LABOR V. WALMART. As Walmart workers participated in an unprecedented strike wave against the retail giant last week, Josh Eidelson has been the go-to reporter for the most up-to-the-minute, in-depth coverage. If you missed his blog on Black Friday, take a look—Eidelson blogged in near real-time for over twenty hours, covering strikes on the ground and providing updates from around the country. He also was the first to report that Walmart clothing was manufactured at the site of the tragic factory fire in Bangladesh that killed 112 workers. Visit his blog for more, and be sure to read his latest piece on Walmart warehouse workers—and why they say Walmart is directly responsible for rampant wage theft.

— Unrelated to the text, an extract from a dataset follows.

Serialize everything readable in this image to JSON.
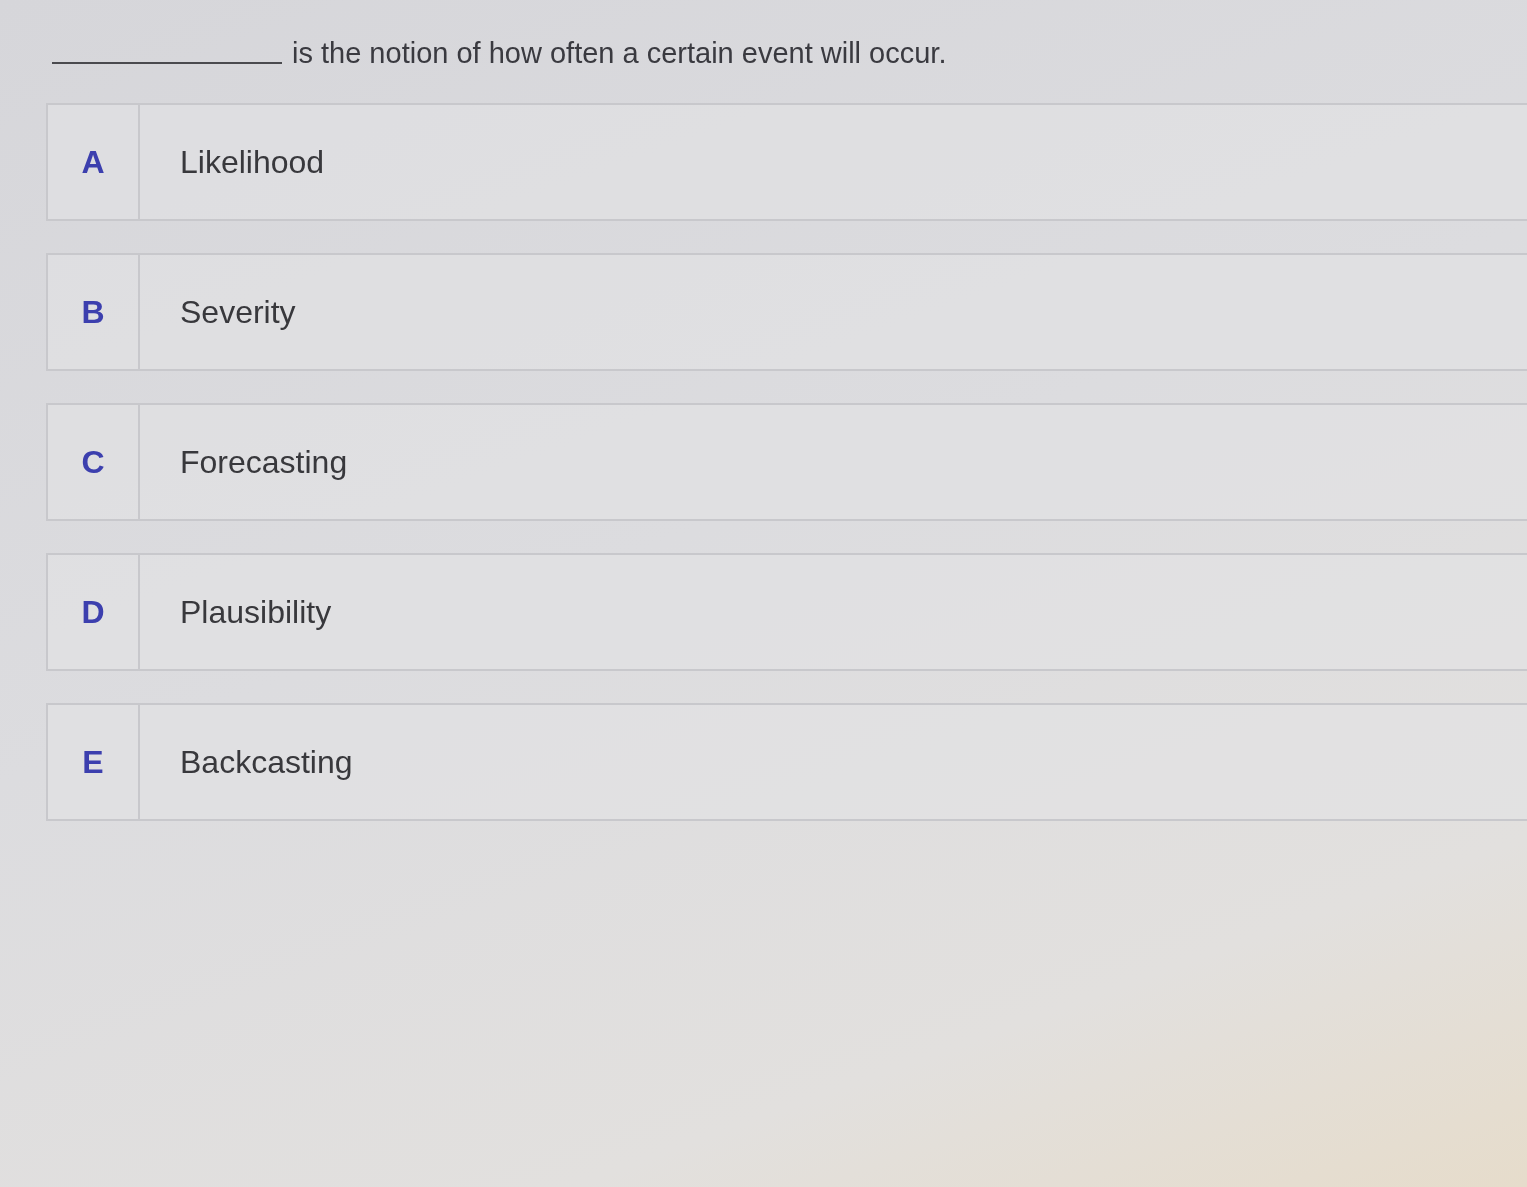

FRACKING & OUR FOOD. This week’s cover story is an in-depth investigation by Elizabeth Royte on the disturbing effects of hydraulic fracturing on our food supply. In northern Pennsylvania, half a herd of 140 cattle died when exposed to fracking wastewater. “Cattle that die on the farm don’t make it into the nation’s food system,” writes Royte. “But herd mates that appear healthy, despite being exposed to the same compounds, do.” Royte follows North Dakota rancher Jacki Schilke, whose cows stopped producing milk for their calves, lost from sixty to eighty pounds in a week and had their tails mysteriously drop off after fracking began near her land. Schilke herself is in poor health and has been diagnosed with neurotoxic damage and constricted airways. For more on this, please take a look at Elizabeth Royte’s investigation, “What the Frack Is in Our Food?,” produced in collaboration with the Food & Environment Reporting Network.

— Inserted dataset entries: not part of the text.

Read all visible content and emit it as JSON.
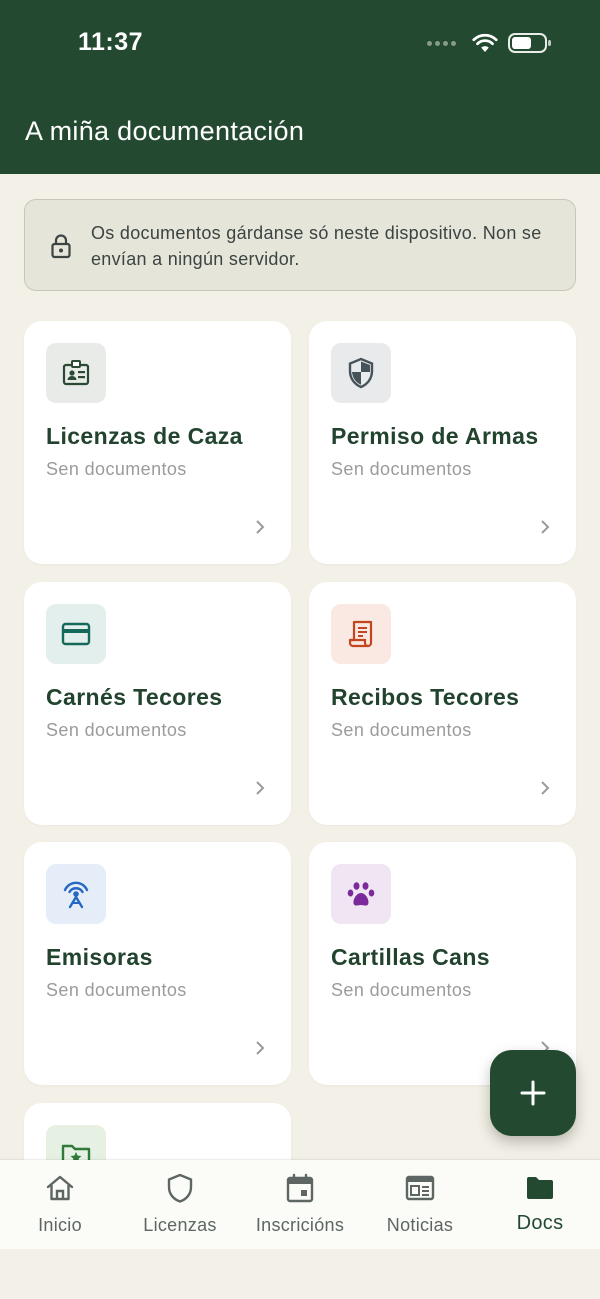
{
  "status_bar": {
    "time": "11:37"
  },
  "header": {
    "title": "A miña documentación"
  },
  "notice": {
    "text": "Os documentos gárdanse só neste dispositivo. Non se envían a ningún servidor."
  },
  "cards": [
    {
      "title": "Licenzas de Caza",
      "subtitle": "Sen documentos",
      "icon": "id-badge-icon",
      "tile_color": "#e9ebe9",
      "icon_color": "#2b4a34"
    },
    {
      "title": "Permiso de Armas",
      "subtitle": "Sen documentos",
      "icon": "shield-icon",
      "tile_color": "#e8eaec",
      "icon_color": "#46535a"
    },
    {
      "title": "Carnés Tecores",
      "subtitle": "Sen documentos",
      "icon": "card-icon",
      "tile_color": "#e3efec",
      "icon_color": "#16695a"
    },
    {
      "title": "Recibos Tecores",
      "subtitle": "Sen documentos",
      "icon": "receipt-icon",
      "tile_color": "#fae8e2",
      "icon_color": "#c4461e"
    },
    {
      "title": "Emisoras",
      "subtitle": "Sen documentos",
      "icon": "radio-icon",
      "tile_color": "#e5eef8",
      "icon_color": "#2768c4"
    },
    {
      "title": "Cartillas Cans",
      "subtitle": "Sen documentos",
      "icon": "paw-icon",
      "tile_color": "#efe5f3",
      "icon_color": "#7a2a9a"
    },
    {
      "title": "",
      "subtitle": "",
      "icon": "folder-star-icon",
      "tile_color": "#e6f0e3",
      "icon_color": "#2f7a3a"
    }
  ],
  "nav": {
    "items": [
      {
        "label": "Inicio",
        "icon": "home-icon"
      },
      {
        "label": "Licenzas",
        "icon": "shield-outline-icon"
      },
      {
        "label": "Inscricións",
        "icon": "calendar-icon"
      },
      {
        "label": "Noticias",
        "icon": "newspaper-icon"
      },
      {
        "label": "Docs",
        "icon": "folder-icon",
        "active": true
      }
    ]
  },
  "colors": {
    "primary": "#234a30",
    "background": "#f3f1e7",
    "card": "#ffffff"
  }
}
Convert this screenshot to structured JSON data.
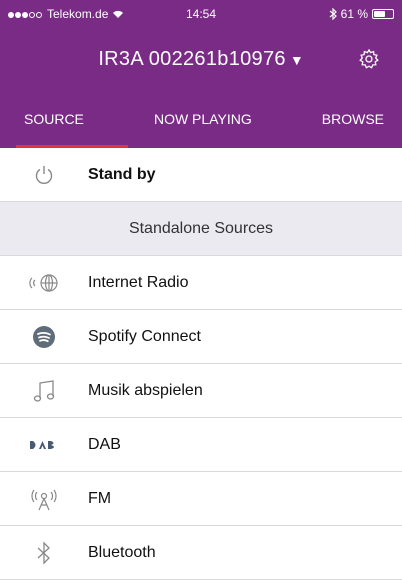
{
  "status_bar": {
    "carrier": "Telekom.de",
    "time": "14:54",
    "battery_text": "61 %",
    "battery_level": 0.61
  },
  "header": {
    "device_name": "IR3A 002261b10976",
    "dropdown_glyph": "▼",
    "settings_icon": "gear-icon"
  },
  "tabs": [
    {
      "label": "SOURCE",
      "active": true
    },
    {
      "label": "NOW PLAYING",
      "active": false
    },
    {
      "label": "BROWSE",
      "active": false
    }
  ],
  "colors": {
    "header_bg": "#7a2b86",
    "active_tab_indicator": "#e1343b",
    "section_bg": "#ebeaf0"
  },
  "standby": {
    "label": "Stand by",
    "icon": "power-icon"
  },
  "section_header": "Standalone Sources",
  "sources": [
    {
      "label": "Internet Radio",
      "icon": "globe-radio-icon"
    },
    {
      "label": "Spotify Connect",
      "icon": "spotify-icon"
    },
    {
      "label": "Musik abspielen",
      "icon": "music-note-icon"
    },
    {
      "label": "DAB",
      "icon": "dab-icon"
    },
    {
      "label": "FM",
      "icon": "fm-antenna-icon"
    },
    {
      "label": "Bluetooth",
      "icon": "bluetooth-icon"
    }
  ]
}
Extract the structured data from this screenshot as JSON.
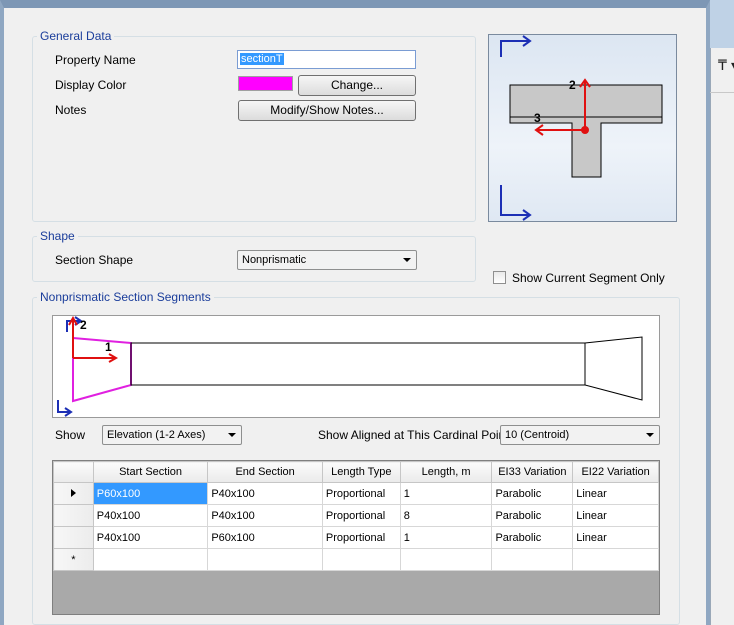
{
  "general": {
    "title": "General Data",
    "property_name_label": "Property Name",
    "property_name_value": "sectionT",
    "display_color_label": "Display Color",
    "display_color": "#ff00ff",
    "change_button": "Change...",
    "notes_label": "Notes",
    "notes_button": "Modify/Show Notes..."
  },
  "shape": {
    "title": "Shape",
    "section_shape_label": "Section Shape",
    "section_shape_value": "Nonprismatic"
  },
  "show_current_segment_only": "Show Current Segment Only",
  "preview": {
    "axis2_label": "2",
    "axis3_label": "3"
  },
  "segments": {
    "title": "Nonprismatic Section Segments",
    "elev_axis2_label": "2",
    "elev_axis1_label": "1",
    "show_label": "Show",
    "show_value": "Elevation (1-2 Axes)",
    "cardinal_label": "Show Aligned at This Cardinal Point",
    "cardinal_value": "10  (Centroid)",
    "columns": [
      "Start Section",
      "End Section",
      "Length Type",
      "Length, m",
      "EI33 Variation",
      "EI22 Variation"
    ],
    "rows": [
      [
        "P60x100",
        "P40x100",
        "Proportional",
        "1",
        "Parabolic",
        "Linear"
      ],
      [
        "P40x100",
        "P40x100",
        "Proportional",
        "8",
        "Parabolic",
        "Linear"
      ],
      [
        "P40x100",
        "P60x100",
        "Proportional",
        "1",
        "Parabolic",
        "Linear"
      ]
    ],
    "new_row_marker": "*"
  },
  "colors": {
    "group_title": "#1a3d9b",
    "axis_blue": "#1c2fb5",
    "axis_red": "#e01010",
    "segment_magenta": "#e020e0"
  },
  "icons": [
    "toolbar-icon",
    "chevron-down-icon",
    "row-pointer-icon"
  ]
}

FALL BOOKS. Last week we were pleased to publish The Nation’s annual Fall Books special issue. On the fiftieth anniversary of William Faulkner’s death, novelist Joanna Scott writes about the Modern Library’s reissue of six volumes of his fiction. “Faulkner’s fiction contains, among its treasures, fury, laughter, tenderness, hatred, incongruity, ugliness and [beauty],” writes Scott. “Taken all together, it is a motley thing, ragged, unkempt and strange, and always stubbornly persistent in its artistry.” And Thomas Meaney considers the legacy of Lyndon Johnson in his essay on Robert Caro’s The Passage of Power—and how LBJ’s brilliance as a politician lay not in his idealism but in his opportunism. I hope you’ll take a look at our Fall Books issue for more from Robert Boyers on Louise Glück, Alexandra Schwartz on Zadie Smith, and Aaron Thier on Edward P. Jones.